(Data about app and page elements)

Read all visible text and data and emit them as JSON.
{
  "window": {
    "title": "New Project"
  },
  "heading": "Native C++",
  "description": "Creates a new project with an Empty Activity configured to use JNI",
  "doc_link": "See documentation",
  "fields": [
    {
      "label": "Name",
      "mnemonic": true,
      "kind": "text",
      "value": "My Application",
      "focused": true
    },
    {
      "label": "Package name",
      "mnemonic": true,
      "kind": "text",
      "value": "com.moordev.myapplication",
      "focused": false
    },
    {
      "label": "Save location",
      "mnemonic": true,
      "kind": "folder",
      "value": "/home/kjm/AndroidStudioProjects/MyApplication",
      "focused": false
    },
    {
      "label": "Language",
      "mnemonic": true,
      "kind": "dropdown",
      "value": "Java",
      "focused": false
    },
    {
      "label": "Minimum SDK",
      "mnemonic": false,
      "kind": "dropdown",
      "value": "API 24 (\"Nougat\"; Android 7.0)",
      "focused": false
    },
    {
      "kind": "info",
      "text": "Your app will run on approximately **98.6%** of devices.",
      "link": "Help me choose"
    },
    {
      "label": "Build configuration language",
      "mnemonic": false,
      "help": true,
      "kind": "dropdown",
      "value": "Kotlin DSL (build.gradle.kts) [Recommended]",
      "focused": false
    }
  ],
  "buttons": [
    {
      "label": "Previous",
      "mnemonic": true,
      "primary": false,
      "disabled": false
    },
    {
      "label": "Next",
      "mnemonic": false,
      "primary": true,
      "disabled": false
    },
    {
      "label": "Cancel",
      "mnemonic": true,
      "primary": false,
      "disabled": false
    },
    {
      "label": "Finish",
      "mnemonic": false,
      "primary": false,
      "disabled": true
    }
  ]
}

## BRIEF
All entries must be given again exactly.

## COMPLETED EXERCISE
Read all visible text and data and emit them as JSON.
{
  "window": {
    "title": "New Project"
  },
  "heading": "Native C++",
  "description": "Creates a new project with an Empty Activity configured to use JNI",
  "doc_link": "See documentation",
  "fields": [
    {
      "label": "Name",
      "mnemonic": true,
      "kind": "text",
      "value": "My Application",
      "focused": true
    },
    {
      "label": "Package name",
      "mnemonic": true,
      "kind": "text",
      "value": "com.moordev.myapplication",
      "focused": false
    },
    {
      "label": "Save location",
      "mnemonic": true,
      "kind": "folder",
      "value": "/home/kjm/AndroidStudioProjects/MyApplication",
      "focused": false
    },
    {
      "label": "Language",
      "mnemonic": true,
      "kind": "dropdown",
      "value": "Java",
      "focused": false
    },
    {
      "label": "Minimum SDK",
      "mnemonic": false,
      "kind": "dropdown",
      "value": "API 24 (\"Nougat\"; Android 7.0)",
      "focused": false
    },
    {
      "kind": "info",
      "text": "Your app will run on approximately **98.6%** of devices.",
      "link": "Help me choose"
    },
    {
      "label": "Build configuration language",
      "mnemonic": false,
      "help": true,
      "kind": "dropdown",
      "value": "Kotlin DSL (build.gradle.kts) [Recommended]",
      "focused": false
    }
  ],
  "buttons": [
    {
      "label": "Previous",
      "mnemonic": true,
      "primary": false,
      "disabled": false
    },
    {
      "label": "Next",
      "mnemonic": false,
      "primary": true,
      "disabled": false
    },
    {
      "label": "Cancel",
      "mnemonic": true,
      "primary": false,
      "disabled": false
    },
    {
      "label": "Finish",
      "mnemonic": false,
      "primary": false,
      "disabled": true
    }
  ]
}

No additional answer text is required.